When we were in Tokyo for the first time back in 2009, everything was literally a culture shock for us, despite having prepped up for it a couple of months before that with internet research and guidebook reading. Although both being very built-up Asian cities with a strong urban infrastructure, Singapore and Tokyo are vastly different. So almost everything was interesting, intriguing, puzzling to the point of being bewildering. This perpetuated through every aspect of our brief glimpse into the lives of the Tokyo people. It starts with the morning mad rush at JR Shinjuku station, where everyone moved with such fast pace in a concerted clock-work fashion, yet with immensely high levels of artistry and rapport no one knocks into each other. Yet the peak hour trains are so jam packed, the train companies need to call upon a special “task force” employed specifically to nudge and push passengers onto the trains to make sure that everyone gets to work on time. This is when being squished and squashed, jostled and pushed is inevitable! There are times when the trains are so congested it seems like in comparison, sardines in a can could breathe better! A world of ironies…
Yet at night Shinjuku transforms into a totally different world, a complete paradigm shift and reveals its Mr Hyde. Along the streets of Kabukicho, Ni-chome and San-chome lie every thinkable ounce of carnal pleasure and worldly decadence. Sex shops, pornography parlours, izakayas, nightclubs, gay bars, sleazy saunas… bearing strong and powerful juxtaposition to the buddhist temples and shinto shrines we’d visited in the daytime.
The food culture in Tokyo was also quite intriguing. We are accustomed to buying canned drinks and occasionally packets of snacks or snicker bars from vending machines over here. Yet in Japan, practically everything, from a fresh organically grown apple, to a hentai soiled panty could be peddled in vending machines! More commonly, vending machines in Tokyo serve a greater purpose. One could order a meal through vending machines placed outside an F&B establishment, and customise everything in accordance to one’s preference from adding of toppings on a ramen, ordering an additional side dish, to upgrading a miso jiru to a ton jiru that goes with the 牛丼 Gyudon. This saves the hassle of the already busy shop staff who could now concentrate on handling the food and not the money!
I made this based on the recipe provided on my dear friend Wendyinkk’s “copycat version” of the famous “Kedai Mee Onn Kee Beef Brisket Noodles 安記牛腩粉麺” from the equally if not more famous “36 Stalls”, the oldest food centre in Kampar Town, Perak. Silly me unintentionally “bastardised” it by being overtly zealous with the ingredients. Apart from the standard beef brisket, I’d added tripe and my favorite beef tendon as well. It was only after I’d made the dish when I went online to search for more photos and description of the original version and to my greatest “horror”, the real McCoy actually looked remarkably simpler and impoverish in looks. So is my version like the actual Onn Kee Beef Brisket Noodles, well I really don’t have an answer to that. But one thing I do know is that it taste quite delicious. 🙂

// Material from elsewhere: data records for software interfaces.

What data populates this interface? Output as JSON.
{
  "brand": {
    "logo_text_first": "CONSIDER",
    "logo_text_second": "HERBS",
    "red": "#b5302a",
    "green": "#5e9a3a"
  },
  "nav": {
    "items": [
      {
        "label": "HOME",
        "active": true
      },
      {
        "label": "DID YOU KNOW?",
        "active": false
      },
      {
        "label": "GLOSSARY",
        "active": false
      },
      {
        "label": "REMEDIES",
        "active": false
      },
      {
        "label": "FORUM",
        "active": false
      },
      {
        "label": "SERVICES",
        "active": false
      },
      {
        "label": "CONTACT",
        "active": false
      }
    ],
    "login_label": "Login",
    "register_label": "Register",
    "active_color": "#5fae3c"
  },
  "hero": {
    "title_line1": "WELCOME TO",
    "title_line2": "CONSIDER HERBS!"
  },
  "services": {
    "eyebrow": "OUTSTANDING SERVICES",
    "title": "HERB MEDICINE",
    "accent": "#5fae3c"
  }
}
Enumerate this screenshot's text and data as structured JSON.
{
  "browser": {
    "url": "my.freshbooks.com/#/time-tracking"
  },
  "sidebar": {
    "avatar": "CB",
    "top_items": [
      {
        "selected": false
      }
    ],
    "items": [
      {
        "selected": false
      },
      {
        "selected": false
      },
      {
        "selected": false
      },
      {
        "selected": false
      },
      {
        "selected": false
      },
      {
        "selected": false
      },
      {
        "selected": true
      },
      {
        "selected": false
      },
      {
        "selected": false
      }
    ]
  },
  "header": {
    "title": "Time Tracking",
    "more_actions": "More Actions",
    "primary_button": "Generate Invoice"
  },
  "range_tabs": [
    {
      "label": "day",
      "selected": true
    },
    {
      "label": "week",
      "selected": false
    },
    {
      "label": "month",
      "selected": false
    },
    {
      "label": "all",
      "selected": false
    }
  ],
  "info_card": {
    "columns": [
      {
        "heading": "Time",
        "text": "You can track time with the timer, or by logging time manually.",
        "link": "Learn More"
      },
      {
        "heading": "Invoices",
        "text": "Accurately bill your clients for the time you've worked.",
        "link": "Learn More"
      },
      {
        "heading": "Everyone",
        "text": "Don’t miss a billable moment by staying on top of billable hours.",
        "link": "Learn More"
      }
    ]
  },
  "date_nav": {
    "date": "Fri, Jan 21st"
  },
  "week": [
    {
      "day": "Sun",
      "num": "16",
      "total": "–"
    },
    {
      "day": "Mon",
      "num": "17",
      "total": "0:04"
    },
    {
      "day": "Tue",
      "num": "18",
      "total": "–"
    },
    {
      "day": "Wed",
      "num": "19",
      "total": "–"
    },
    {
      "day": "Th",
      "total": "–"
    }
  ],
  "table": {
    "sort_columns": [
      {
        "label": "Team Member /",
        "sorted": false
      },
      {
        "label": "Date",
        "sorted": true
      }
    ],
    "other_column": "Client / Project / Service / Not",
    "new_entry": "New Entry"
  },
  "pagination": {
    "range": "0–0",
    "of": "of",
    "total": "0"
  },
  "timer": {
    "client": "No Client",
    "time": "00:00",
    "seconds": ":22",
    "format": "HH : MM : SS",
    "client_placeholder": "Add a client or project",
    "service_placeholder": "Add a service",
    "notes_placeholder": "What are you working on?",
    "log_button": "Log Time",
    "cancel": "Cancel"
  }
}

Haven’t had Teochew-styled steamed fish in quite a while. This used to be such a common and popular fare on our dining table, but since my mum passed on and my sister moved out after she got married, this dish stopped appearing for quite a while. Just two weeks back I saw my friend Hock Chai from Zi Zai Restaurant in Penang featuring this dish on his facebook and sent me craving to have a taste of it again.